      Peckham Platform commissions Barby Asante, working with Leaders of Tomorrow, to create the South London Black Music Archive. The gallery becomes an open archive, inviting the public to send in their memories of nights out in musical venues across south east London – these are then broadcast on a tickertape and added to an interactive map. A call for personal items to be added to the archive leads to over 100 donations – from tshirts to gig ticket stumps.


      Peckham Platform starts using its community led co-commissioning model, inviting communities to be involved with setting the brief and appointing artists. The first commission is Sonia Boyce with Southwark Children’s Services’ Young Women’s Group to create Network, a multi-screen video installation.

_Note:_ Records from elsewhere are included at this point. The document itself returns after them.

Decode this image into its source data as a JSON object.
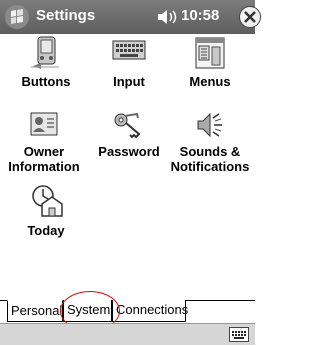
{
  "title_bar": {
    "title": "Settings",
    "time": "10:58"
  },
  "icons": [
    "windows-flag-icon",
    "speaker-icon",
    "close-icon",
    "keyboard-icon"
  ],
  "tiles": [
    {
      "label": "Buttons",
      "icon": "buttons-icon"
    },
    {
      "label": "Input",
      "icon": "keyboard-icon"
    },
    {
      "label": "Menus",
      "icon": "menus-icon"
    },
    {
      "label_line1": "Owner",
      "label_line2": "Information",
      "icon": "owner-information-icon"
    },
    {
      "label": "Password",
      "icon": "password-keys-icon"
    },
    {
      "label_line1": "Sounds &",
      "label_line2": "Notifications",
      "icon": "sounds-notifications-icon"
    },
    {
      "label": "Today",
      "icon": "today-clock-icon"
    }
  ],
  "tabs": [
    {
      "label": "Personal",
      "selected": true
    },
    {
      "label": "System",
      "selected": false,
      "highlighted": true
    },
    {
      "label": "Connections",
      "selected": false
    }
  ],
  "colors": {
    "title_bar": "#6b6b6b",
    "annotation_circle": "#d01010",
    "command_bar": "#d6d6d6"
  }
}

      Shops in Peckham are burnt and looted during riots which take place across London in response to the killing of Mark Duggan by police. Hoardings go up over shopfronts and local people cover them in positive messages of peace and pride in Peckham. Peckham Platform collects the messages for an artwork when the hoardings are removed.


      The inaugural exhibition opens with new artworks by Rachael House, Ana Laura Lopez de la Torre, Clegg & Guttmann and Southwark TV.

      “I felt excited to come to the opening. Like something was open to me. It is enabling and bringing together and it was respected by the art establishment and it had a respected position within it. It wasn’t just ticking the box about social engagement. This comes from the heart.”

      Tracey Smith – local resident who worked front of house in the gallery.


      The design and construction of the new gallery begins with Penson Group as architects supported by local councillors who join the breaking ground.


      Emily Druiff is appointed as Director and starts commissioning artists to work with communities in Peckham as an offsite programme, whilst the venue is developed.

      The first artist to be commissioned is Harold Offeh who develops Peckham TV, exploring the area’s potential and future with young people.

      “In Peckham Square you had less of the art world infrastructure but you had a completely open model…Working in that location in that way was a mixture of feeling vulnerable and not knowing what to say. But regardless of what people have to say, they are interested and I felt like that had to be reciprocated”

      Harold Offeh, artist


      Camberwell College of Arts, University of the Arts London and London Borough of Southwark begin planning the creation of an accessible cultural space on Peckham Square, London SE15.


    Peckham Platform is committed to working in close consultation with its partners to provide young people and residents of Peckham with direct contact to artists and positive creative experiences. We aim to develop partnerships with organisations that prioritise education, creativity and social art as key objectives and that are either geographically located close to Peckham Square, London SE15 or benefit local communities.


    We are grateful for the funding and support we have received over the past years which has enabled us to deliver our vision, mission and programme of activities. A special thanks goes to our current and past funders: AHRC Royal Holloway, ArtFund, Artquest, Arts Awards, Arts Council England, Charter House Southwark, Cleaner Greener Safer LBS, David Family Foundation, Esmée Fairbairn Foundation, Heritage Lottery Fund, Horniman Museum, Jonathan Ruffer, Local Trust ‘Creating Civic Change’, Queen Mary University of London, Neighbourhood Fund LBS, Newcomen Collett Foundation, Paul Hamlyn Foundation, Riva, Southwark Council, St Olaves and St Saviours School Foundation, Sustrans, The Big Lottery, The Grocers Charity and all those who have supported us through individual donations and gifts.




    Meet the socially engaged artists working with our communities in Peckham

    All Artists